Self-compassion is an easily learnt skill, and many are surprised to discover its multiple physical and psychological benefits. Kristin Neff defines self-compassion as self-kindness during times of suffering; common humanity (recognizing that everyone suffers), and mindfulness.”
Studies indicate that those with greater levels of self-compassion tend to experience reduced anxiety and depression levels, increased emotional resilience and are better at turning maladaptive internal dialogue into motivating reinforcement for change.
1. Recognize Your Feelings
Self-compassion requires awareness of one’s feelings and accepting them without judgement, in order to prevent yourself from falling into problem-saturated patterns of response.
Begin by identifying what emotion you’re experiencing (e.g. sadness, anger or fear). Once identified, try giving it a name and noting what might be contributing to its appearance such as stressful events or negative inner voices.
Once you recognize your emotions, think about how they could motivate changes to be made in your life. For instance, feeling embarrassed after an outburst could encourage taking responsibility and moving on more quickly from such behavior.
Kristen Neff, an associate professor of educational psychology, defines self-compassion as having three elements. These components include “self-kindness”, “common humanity”, and “mindfulness”. When applied to oneself, “self-kindness” refers to treating oneself kindly while common humanity connects personal failures with the shared human condition while mindfulness involves engaging in nonjudgmental, present moment awareness.
2. Accept Your Mistakes
Self-compassion can be achieved by being more understanding about your mistakes.
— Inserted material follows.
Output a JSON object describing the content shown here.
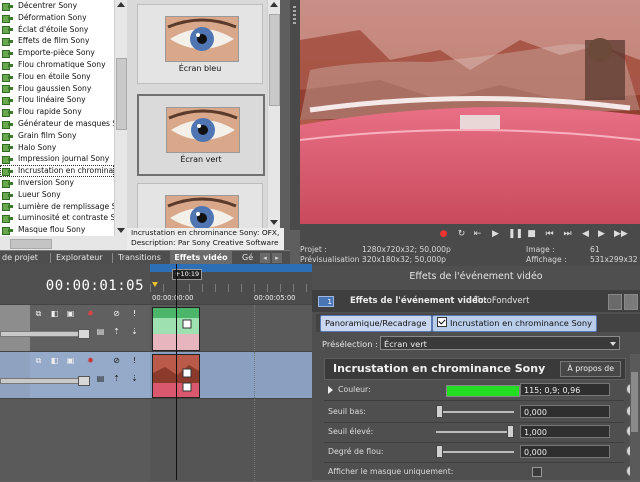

Try to comprehend why they happened and the harm caused. For instance, if an accidental breakage caused some one to miss their favorite knick knack by accident was your responsibility, think about their feelings and what can be done to rectify their situation.
Self-compassion consists of three parts, including “self-kindness”, “common humanity”, and “mindfulness”. Self-kindness involves showing yourself kindness; common humanity recognizes suffering and personal inadequacies as part of human experience; while mindfulness provides nonjudgmental present moment awareness open to all feelings.
Studies suggest that people who show themselves compassion tend to set high standards for themselves, then stick with those standards even when they fall short, instead letting their failures dissuade them from trying again (Neff, 2003b). But don’t mistake self-compassion for weakness or narcissism – in fact it makes you more motivated to give another try and keep health and well-being front of mind when facing challenges (Neff 2003a).
3. Practice Self-Compassion
Practice self-compassion requires adopting an attitude of warmth and fairness toward yourself. This means acknowledging that everyone experiences difficulties from time to time and accepting that mistakes may happen – just as if treating another friend or family member was involved.
To foster an attitude of self-compassion, try practicing mindfulness. Mindfulness allows you to step back and observe your thoughts and emotions objectively, which can reduce their power over you. Expressive writing may also be useful in relieving stress and decreasing negative ruminations.
Think of something soothing and nurturing for yourself – such as a soothing cup of tea, receiving an embrace from a loved one or watching an amusing video (creating a “laughter library”) to bring some light relief on difficult days. By providing yourself with care similar to that provided a loved one, this approach can turn critical voices in your head into motivating inner coaches cheering you on as you work toward change.
4. Talk to Yourself
Even though talking out loud to oneself may seem odd, studies have proven it can be very beneficial. Speaking aloud can help clarify thoughts, improve memory and make managing feelings easier.
However, how you talk to yourself is the key. Self-compassion encompasses three components: self-kindness, common humanity and mindfulness. Treating yourself kindly means practicing self-compassion while acknowledging suffering as part of life is part of human experience while mindfulness involves nonjudgmental awareness.
One way to foster self-compassion is writing yourself an encouraging letter as though you were writing to an old acquaintance. For assistance in getting started, take a look at this Greater Good In Action walk-through.